[Component data from apps and pages]

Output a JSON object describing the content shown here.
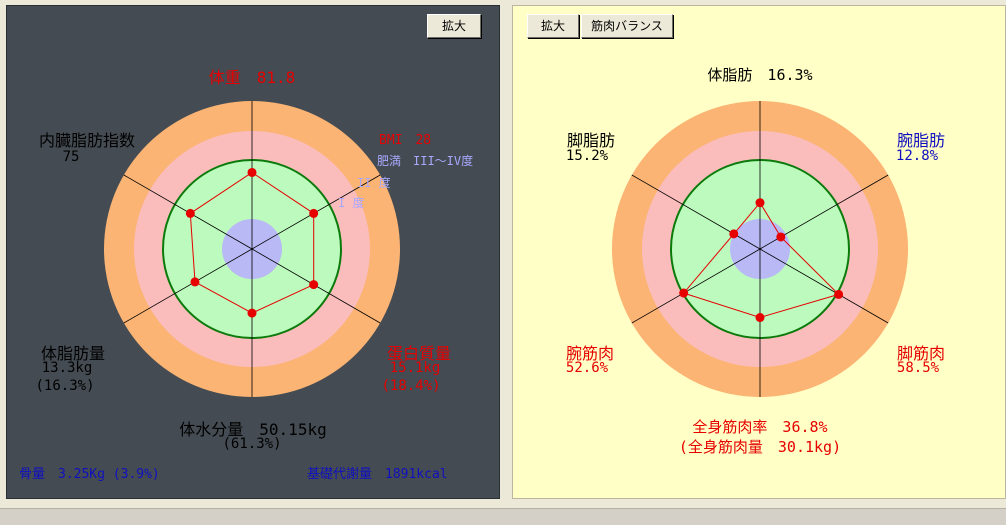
{
  "left": {
    "enlarge_button": "拡大",
    "weight": "体重　81.8",
    "bmi": "BMI　28",
    "obesity": "肥満　III～IV度",
    "degree2": "II 度",
    "degree1": "I 度",
    "visceral_title": "内臓脂肪指数",
    "visceral_value": "75",
    "body_fat_title": "体脂肪量",
    "body_fat_value": "13.3kg",
    "body_fat_pct": "(16.3%)",
    "protein_title": "蛋白質量",
    "protein_value": "15.1kg",
    "protein_pct": "(18.4%)",
    "water_title": "体水分量　50.15kg",
    "water_pct": "(61.3%)",
    "bone": "骨量　3.25Kg (3.9%)",
    "bmr": "基礎代謝量　1891kcal",
    "radar_points": [
      {
        "axis": "weight",
        "level": 0.86
      },
      {
        "axis": "bmi",
        "level": 0.8
      },
      {
        "axis": "protein",
        "level": 0.8
      },
      {
        "axis": "water",
        "level": 0.72
      },
      {
        "axis": "body_fat",
        "level": 0.74
      },
      {
        "axis": "visceral",
        "level": 0.8
      }
    ]
  },
  "right": {
    "enlarge_button": "拡大",
    "balance_button": "筋肉バランス",
    "body_fat_title": "体脂肪　16.3%",
    "leg_fat_title": "脚脂肪",
    "leg_fat_value": "15.2%",
    "arm_fat_title": "腕脂肪",
    "arm_fat_value": "12.8%",
    "arm_muscle_title": "腕筋肉",
    "arm_muscle_value": "52.6%",
    "leg_muscle_title": "脚筋肉",
    "leg_muscle_value": "58.5%",
    "total_muscle_rate": "全身筋肉率　36.8%",
    "total_muscle_mass": "(全身筋肉量　30.1kg)",
    "radar_points": [
      {
        "axis": "body_fat",
        "level": 0.52
      },
      {
        "axis": "arm_fat",
        "level": 0.27
      },
      {
        "axis": "leg_muscle",
        "level": 1.02
      },
      {
        "axis": "total_muscle",
        "level": 0.77
      },
      {
        "axis": "arm_muscle",
        "level": 0.99
      },
      {
        "axis": "leg_fat",
        "level": 0.34
      }
    ]
  },
  "colors": {
    "outer_ring": "#fbb473",
    "middle_ring": "#fbbcbc",
    "inner_ring": "#bdfabd",
    "center": "#b9b9f6",
    "green_circle": "#0a7a0a",
    "polygon": "#e60000",
    "red_text": "#e60000",
    "blue_text": "#1010c0",
    "lavender_text": "#a8a8ff"
  }
}
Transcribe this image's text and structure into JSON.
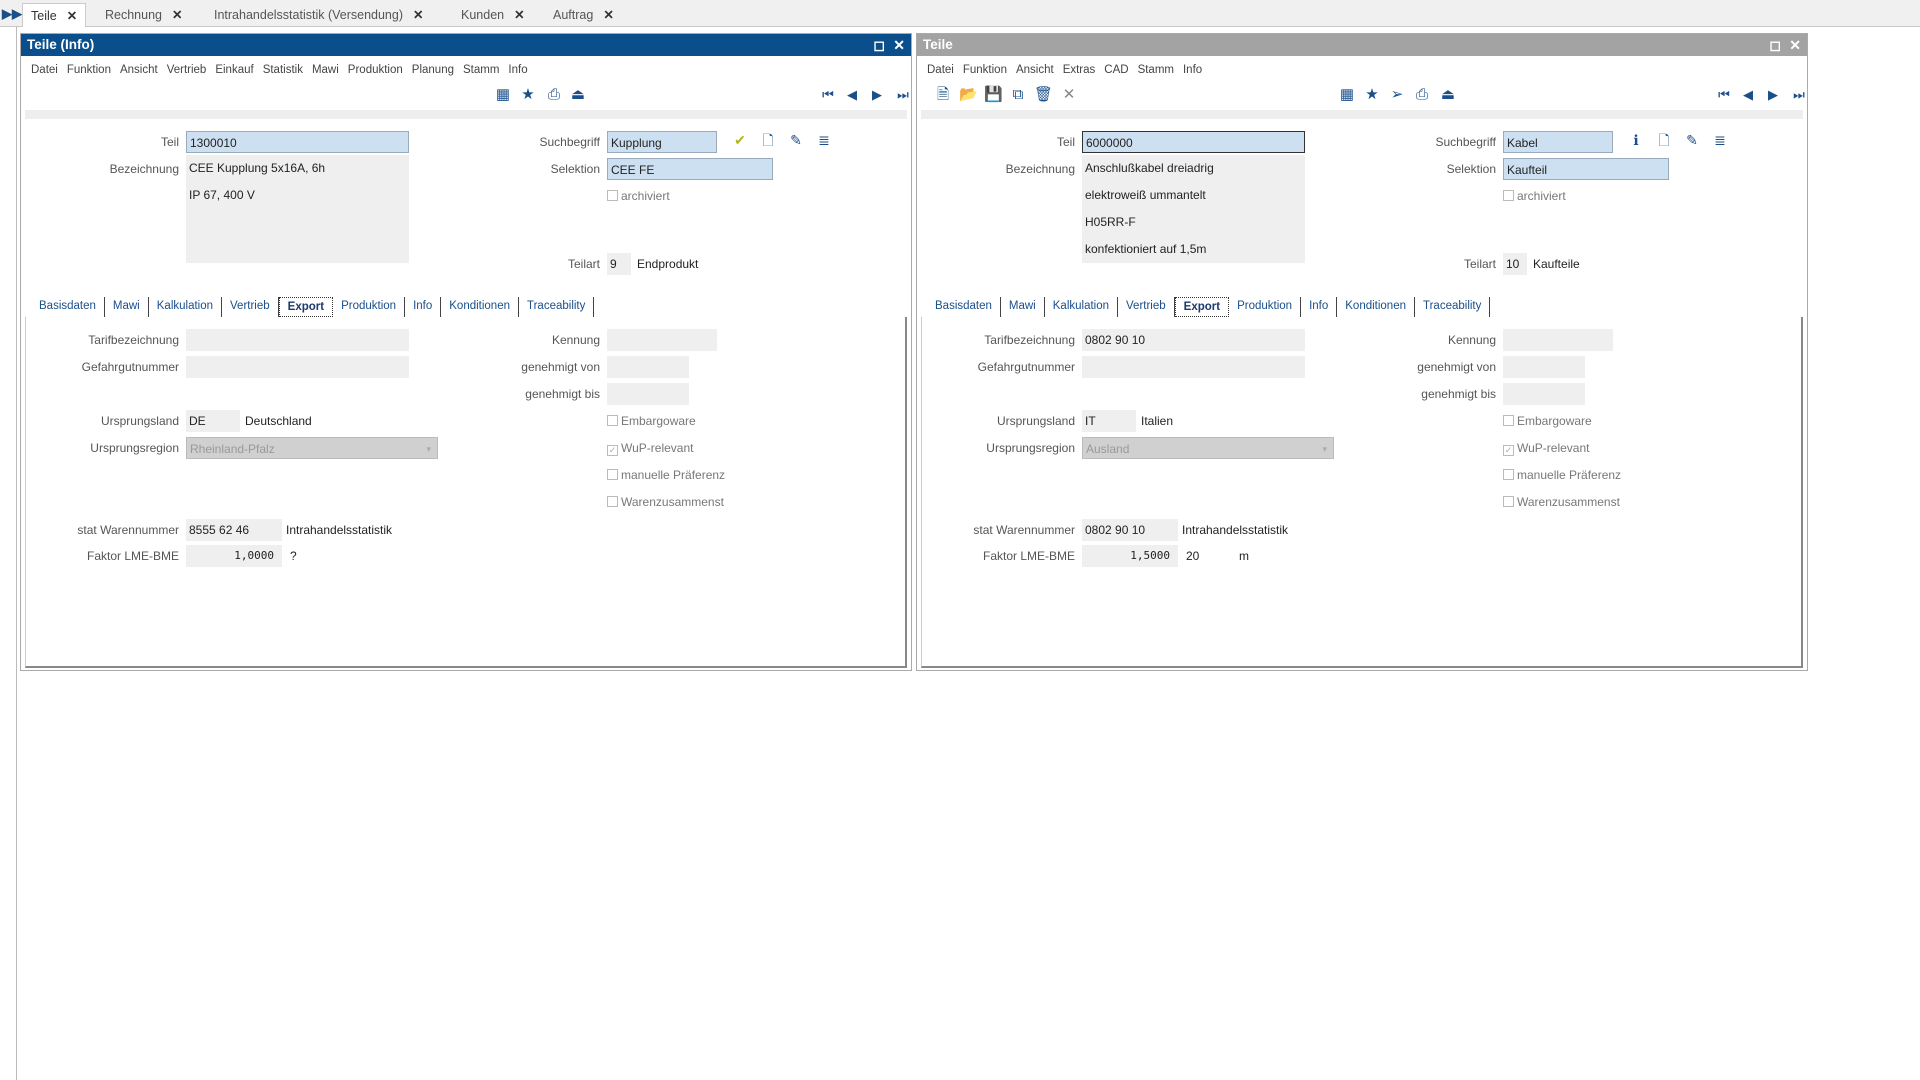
{
  "tabs": [
    {
      "label": "Teile",
      "active": true
    },
    {
      "label": "Rechnung"
    },
    {
      "label": "Intrahandelsstatistik (Versendung)"
    },
    {
      "label": "Kunden"
    },
    {
      "label": "Auftrag"
    }
  ],
  "colors": {
    "active_title": "#0a4f8c",
    "inactive_title": "#a3a3a3",
    "icon_blue": "#1a4f8a"
  },
  "windows": [
    {
      "title": "Teile (Info)",
      "active": true,
      "menu": [
        "Datei",
        "Funktion",
        "Ansicht",
        "Vertrieb",
        "Einkauf",
        "Statistik",
        "Mawi",
        "Produktion",
        "Planung",
        "Stamm",
        "Info"
      ],
      "toolbar_left": [],
      "toolbar_mid": [
        "calendar-icon",
        "star-icon",
        "print-icon",
        "export-icon"
      ],
      "search_icons": [
        "check-icon",
        "new-doc-icon",
        "edit-icon",
        "report-icon"
      ],
      "teil": {
        "label": "Teil",
        "value": "1300010"
      },
      "bezeichnung": {
        "label": "Bezeichnung",
        "lines": [
          "CEE Kupplung 5x16A, 6h",
          "IP 67, 400 V",
          "",
          ""
        ]
      },
      "suchbegriff": {
        "label": "Suchbegriff",
        "value": "Kupplung"
      },
      "selektion": {
        "label": "Selektion",
        "value": "CEE FE"
      },
      "archiviert": {
        "label": "archiviert",
        "checked": false
      },
      "teilart": {
        "label": "Teilart",
        "code": "9",
        "name": "Endprodukt"
      },
      "tabs": [
        "Basisdaten",
        "Mawi",
        "Kalkulation",
        "Vertrieb",
        "Export",
        "Produktion",
        "Info",
        "Konditionen",
        "Traceability"
      ],
      "active_tab": "Export",
      "export": {
        "tarif": {
          "label": "Tarifbezeichnung",
          "value": ""
        },
        "gefahr": {
          "label": "Gefahrgutnummer",
          "value": ""
        },
        "kennung": {
          "label": "Kennung",
          "value": ""
        },
        "gen_von": {
          "label": "genehmigt von",
          "value": ""
        },
        "gen_bis": {
          "label": "genehmigt bis",
          "value": ""
        },
        "land": {
          "label": "Ursprungsland",
          "code": "DE",
          "name": "Deutschland"
        },
        "region": {
          "label": "Ursprungsregion",
          "value": "Rheinland-Pfalz"
        },
        "checks": [
          {
            "label": "Embargoware",
            "checked": false
          },
          {
            "label": "WuP-relevant",
            "checked": true
          },
          {
            "label": "manuelle Präferenz",
            "checked": false
          },
          {
            "label": "Warenzusammenst",
            "checked": false
          }
        ],
        "stat": {
          "label": "stat Warennummer",
          "value": "8555 62 46",
          "name": "Intrahandelsstatistik"
        },
        "faktor": {
          "label": "Faktor LME-BME",
          "value": "1,0000",
          "extra": "?",
          "unit": ""
        }
      }
    },
    {
      "title": "Teile",
      "active": false,
      "menu": [
        "Datei",
        "Funktion",
        "Ansicht",
        "Extras",
        "CAD",
        "Stamm",
        "Info"
      ],
      "toolbar_left": [
        "new-icon",
        "open-icon",
        "save-icon",
        "copy-icon",
        "delete-icon",
        "cancel-icon"
      ],
      "toolbar_mid": [
        "calendar-icon",
        "star-icon",
        "forward-icon",
        "print-icon",
        "export-icon"
      ],
      "search_icons": [
        "info-icon",
        "new-doc-icon",
        "edit-icon",
        "report-icon"
      ],
      "teil": {
        "label": "Teil",
        "value": "6000000"
      },
      "bezeichnung": {
        "label": "Bezeichnung",
        "lines": [
          "Anschlußkabel dreiadrig",
          "elektroweiß ummantelt",
          "H05RR-F",
          "konfektioniert auf 1,5m"
        ]
      },
      "suchbegriff": {
        "label": "Suchbegriff",
        "value": "Kabel"
      },
      "selektion": {
        "label": "Selektion",
        "value": "Kaufteil"
      },
      "archiviert": {
        "label": "archiviert",
        "checked": false
      },
      "teilart": {
        "label": "Teilart",
        "code": "10",
        "name": "Kaufteile"
      },
      "tabs": [
        "Basisdaten",
        "Mawi",
        "Kalkulation",
        "Vertrieb",
        "Export",
        "Produktion",
        "Info",
        "Konditionen",
        "Traceability"
      ],
      "active_tab": "Export",
      "export": {
        "tarif": {
          "label": "Tarifbezeichnung",
          "value": "0802 90 10"
        },
        "gefahr": {
          "label": "Gefahrgutnummer",
          "value": ""
        },
        "kennung": {
          "label": "Kennung",
          "value": ""
        },
        "gen_von": {
          "label": "genehmigt von",
          "value": ""
        },
        "gen_bis": {
          "label": "genehmigt bis",
          "value": ""
        },
        "land": {
          "label": "Ursprungsland",
          "code": "IT",
          "name": "Italien"
        },
        "region": {
          "label": "Ursprungsregion",
          "value": "Ausland"
        },
        "checks": [
          {
            "label": "Embargoware",
            "checked": false
          },
          {
            "label": "WuP-relevant",
            "checked": true
          },
          {
            "label": "manuelle Präferenz",
            "checked": false
          },
          {
            "label": "Warenzusammenst",
            "checked": false
          }
        ],
        "stat": {
          "label": "stat Warennummer",
          "value": "0802 90 10",
          "name": "Intrahandelsstatistik"
        },
        "faktor": {
          "label": "Faktor LME-BME",
          "value": "1,5000",
          "extra": "20",
          "unit": "m"
        }
      }
    }
  ]
}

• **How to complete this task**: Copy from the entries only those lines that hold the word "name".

• **Answer space**:
        "name": "Endprodukt"
          "name": "Deutschland"
          "name": "Intrahandelsstatistik"
        "name": "Kaufteile"
          "name": "Italien"
          "name": "Intrahandelsstatistik"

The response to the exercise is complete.